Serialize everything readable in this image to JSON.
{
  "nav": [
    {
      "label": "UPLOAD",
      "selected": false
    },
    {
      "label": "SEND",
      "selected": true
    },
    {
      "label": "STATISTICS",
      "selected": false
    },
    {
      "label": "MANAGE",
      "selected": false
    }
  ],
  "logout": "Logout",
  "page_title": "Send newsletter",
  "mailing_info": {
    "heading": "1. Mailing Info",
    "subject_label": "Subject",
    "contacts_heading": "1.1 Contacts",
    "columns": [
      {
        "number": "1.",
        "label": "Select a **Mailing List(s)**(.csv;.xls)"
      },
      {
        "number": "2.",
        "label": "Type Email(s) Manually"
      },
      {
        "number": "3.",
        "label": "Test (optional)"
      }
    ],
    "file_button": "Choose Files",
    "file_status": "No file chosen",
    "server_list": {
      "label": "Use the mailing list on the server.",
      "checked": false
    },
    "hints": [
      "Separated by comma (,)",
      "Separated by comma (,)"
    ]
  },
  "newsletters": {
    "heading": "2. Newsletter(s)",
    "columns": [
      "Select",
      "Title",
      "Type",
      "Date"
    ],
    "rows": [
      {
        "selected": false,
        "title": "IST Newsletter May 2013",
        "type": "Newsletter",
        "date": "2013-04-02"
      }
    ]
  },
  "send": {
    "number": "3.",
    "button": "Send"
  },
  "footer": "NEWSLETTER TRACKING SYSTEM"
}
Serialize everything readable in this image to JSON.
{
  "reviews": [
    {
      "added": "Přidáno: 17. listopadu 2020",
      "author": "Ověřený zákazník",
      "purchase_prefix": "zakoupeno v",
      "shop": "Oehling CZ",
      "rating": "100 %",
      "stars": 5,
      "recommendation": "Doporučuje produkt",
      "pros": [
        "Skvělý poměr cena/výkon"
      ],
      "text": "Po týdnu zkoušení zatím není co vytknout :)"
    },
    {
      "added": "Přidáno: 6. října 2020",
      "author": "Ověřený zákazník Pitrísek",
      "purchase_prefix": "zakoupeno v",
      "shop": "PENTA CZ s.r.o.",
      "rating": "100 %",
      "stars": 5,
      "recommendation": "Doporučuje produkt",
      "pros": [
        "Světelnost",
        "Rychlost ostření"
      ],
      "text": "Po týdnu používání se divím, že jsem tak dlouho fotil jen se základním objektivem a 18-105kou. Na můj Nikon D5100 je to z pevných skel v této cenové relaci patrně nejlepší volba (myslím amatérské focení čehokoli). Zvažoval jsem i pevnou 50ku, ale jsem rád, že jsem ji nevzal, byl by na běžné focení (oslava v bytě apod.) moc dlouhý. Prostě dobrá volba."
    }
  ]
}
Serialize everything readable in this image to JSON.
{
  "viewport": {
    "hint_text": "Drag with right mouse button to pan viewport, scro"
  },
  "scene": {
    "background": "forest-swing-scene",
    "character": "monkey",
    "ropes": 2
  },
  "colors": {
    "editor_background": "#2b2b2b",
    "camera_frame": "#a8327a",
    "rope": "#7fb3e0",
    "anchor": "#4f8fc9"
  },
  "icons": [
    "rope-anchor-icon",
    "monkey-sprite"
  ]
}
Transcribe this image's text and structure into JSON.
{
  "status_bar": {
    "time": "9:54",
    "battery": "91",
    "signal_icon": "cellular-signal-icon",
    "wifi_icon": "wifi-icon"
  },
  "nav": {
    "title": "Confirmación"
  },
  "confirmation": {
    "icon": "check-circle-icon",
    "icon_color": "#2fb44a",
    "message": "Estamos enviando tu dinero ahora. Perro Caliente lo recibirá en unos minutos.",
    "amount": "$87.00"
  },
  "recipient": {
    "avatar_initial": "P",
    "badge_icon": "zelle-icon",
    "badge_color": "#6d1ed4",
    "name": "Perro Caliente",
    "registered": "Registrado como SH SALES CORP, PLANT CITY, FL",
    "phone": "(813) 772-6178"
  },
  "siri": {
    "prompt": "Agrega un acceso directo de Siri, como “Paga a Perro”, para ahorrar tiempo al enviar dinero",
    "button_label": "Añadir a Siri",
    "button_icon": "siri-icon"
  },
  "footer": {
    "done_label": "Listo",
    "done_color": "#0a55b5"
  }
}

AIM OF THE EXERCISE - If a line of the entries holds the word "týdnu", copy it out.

ANSWER TO THIS TASK -
      "text": "Po týdnu zkoušení zatím není co vytknout :)"
      "text": "Po týdnu používání se divím, že jsem tak dlouho fotil jen se základním objektivem a 18-105kou. Na můj Nikon D5100 je to z pevných skel v této cenové relaci patrně nejlepší volba (myslím amatérské focení čehokoli). Zvažoval jsem i pevnou 50ku, ale jsem rád, že jsem ji nevzal, byl by na běžné focení (oslava v bytě apod.) moc dlouhý. Prostě dobrá volba."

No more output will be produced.